Chocolate is not a controlled substance, and it cannot be prescribed — meaning for all intents and purposes, it is not a drug. However, for a person who has been struggling with compulsive overeating or any other type of eating disorder, chocolate can act like a drug.
Therefore, if you have been struggling with an eating disorder, there is a good chance that some degree of treatment is necessary. In most cases, a 12 step meeting like OA (Overeaters Anonymous) will do the trick. However, if you have simultaneously been struggling with drug addiction or an alcohol abuse disorder, attending a treatment program like Garden State Treatment Center’s provided might be an ideal choice.
Co-Occurring Disorders Help at Garden State Treatment Center
At Garden State Treatment Center, we treat people who have been struggling with drug and alcohol addiction and a co-occurring disorder. Addiction and eating disorders often go hand-in-hand, either because a person self-medicates psychological symptoms with a chemical substance or because addiction leads to severely disrupted eating patterns. Regardless of what you are currently struggling with, we are available to help.

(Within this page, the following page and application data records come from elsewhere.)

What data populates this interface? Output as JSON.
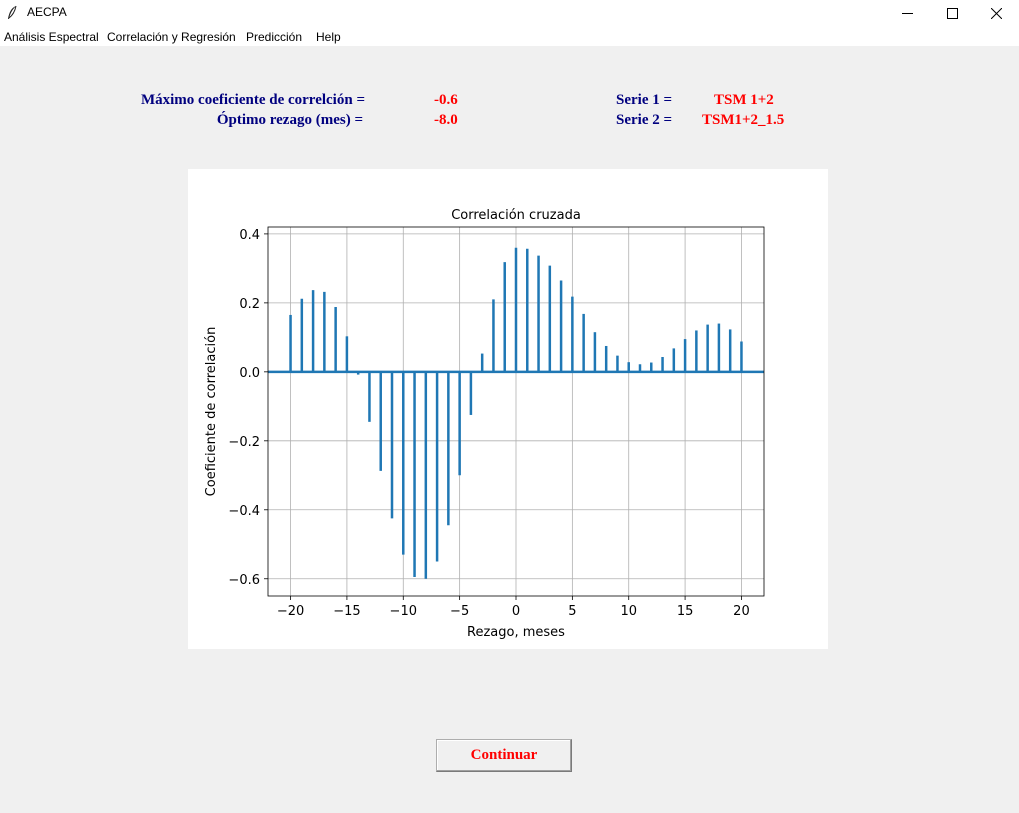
{
  "window": {
    "title": "AECPA",
    "controls": [
      "minimize-icon",
      "maximize-icon",
      "close-icon"
    ]
  },
  "menu": {
    "items": [
      "Análisis Espectral",
      "Correlación y Regresión",
      "Predicción",
      "Help"
    ]
  },
  "summary": {
    "max_coef_label": "Máximo coeficiente de correlción =",
    "max_coef_value": "-0.6",
    "lag_label": "Óptimo rezago (mes) =",
    "lag_value": "-8.0",
    "serie1_label": "Serie 1 =",
    "serie1_value": "TSM 1+2",
    "serie2_label": "Serie 2 =",
    "serie2_value": "TSM1+2_1.5"
  },
  "colors": {
    "label": "#00007f",
    "value": "#ff0000",
    "bar": "#1f77b4"
  },
  "chart_data": {
    "type": "bar",
    "title": "Correlación cruzada",
    "xlabel": "Rezago, meses",
    "ylabel": "Coeficiente de correlación",
    "x": [
      -20,
      -19,
      -18,
      -17,
      -16,
      -15,
      -14,
      -13,
      -12,
      -11,
      -10,
      -9,
      -8,
      -7,
      -6,
      -5,
      -4,
      -3,
      -2,
      -1,
      0,
      1,
      2,
      3,
      4,
      5,
      6,
      7,
      8,
      9,
      10,
      11,
      12,
      13,
      14,
      15,
      16,
      17,
      18,
      19,
      20
    ],
    "values": [
      0.165,
      0.212,
      0.237,
      0.232,
      0.188,
      0.103,
      -0.008,
      -0.145,
      -0.287,
      -0.425,
      -0.53,
      -0.595,
      -0.6,
      -0.55,
      -0.445,
      -0.3,
      -0.125,
      0.053,
      0.21,
      0.318,
      0.36,
      0.357,
      0.337,
      0.308,
      0.265,
      0.218,
      0.168,
      0.115,
      0.075,
      0.047,
      0.028,
      0.022,
      0.027,
      0.043,
      0.068,
      0.095,
      0.12,
      0.137,
      0.14,
      0.123,
      0.088
    ],
    "xlim": [
      -22,
      22
    ],
    "ylim": [
      -0.65,
      0.42
    ],
    "xticks": [
      -20,
      -15,
      -10,
      -5,
      0,
      5,
      10,
      15,
      20
    ],
    "xtick_labels": [
      "−20",
      "−15",
      "−10",
      "−5",
      "0",
      "5",
      "10",
      "15",
      "20"
    ],
    "yticks": [
      -0.6,
      -0.4,
      -0.2,
      0.0,
      0.2,
      0.4
    ],
    "ytick_labels": [
      "−0.6",
      "−0.4",
      "−0.2",
      "0.0",
      "0.2",
      "0.4"
    ],
    "grid": true,
    "zero_line": true
  },
  "buttons": {
    "continue_label": "Continuar"
  }
}
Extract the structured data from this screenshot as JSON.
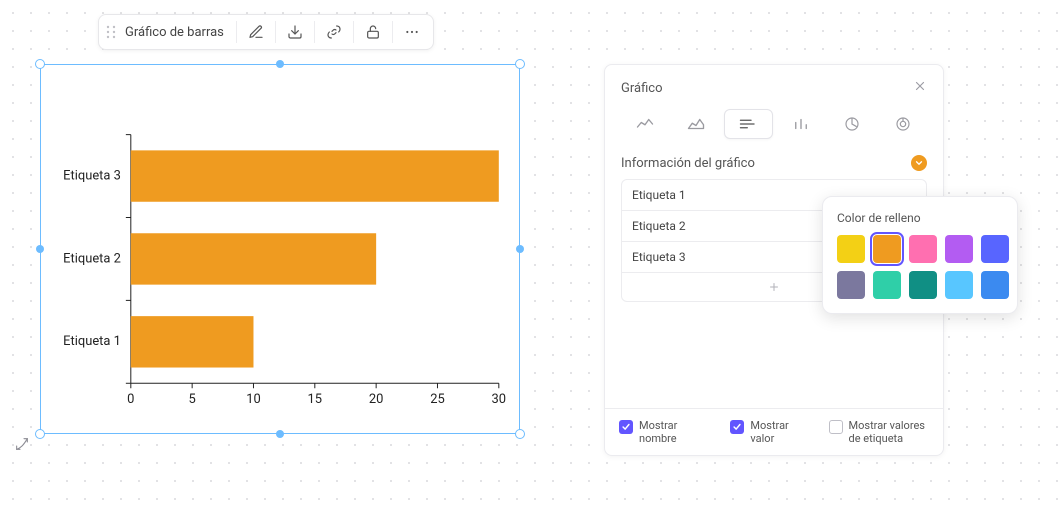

Simply contact us today either through our website or over the phone, and we will help you get started on your journey of recovery — regardless of what that looks like. We look forward to speaking with you soon and answering any additional questions you might have.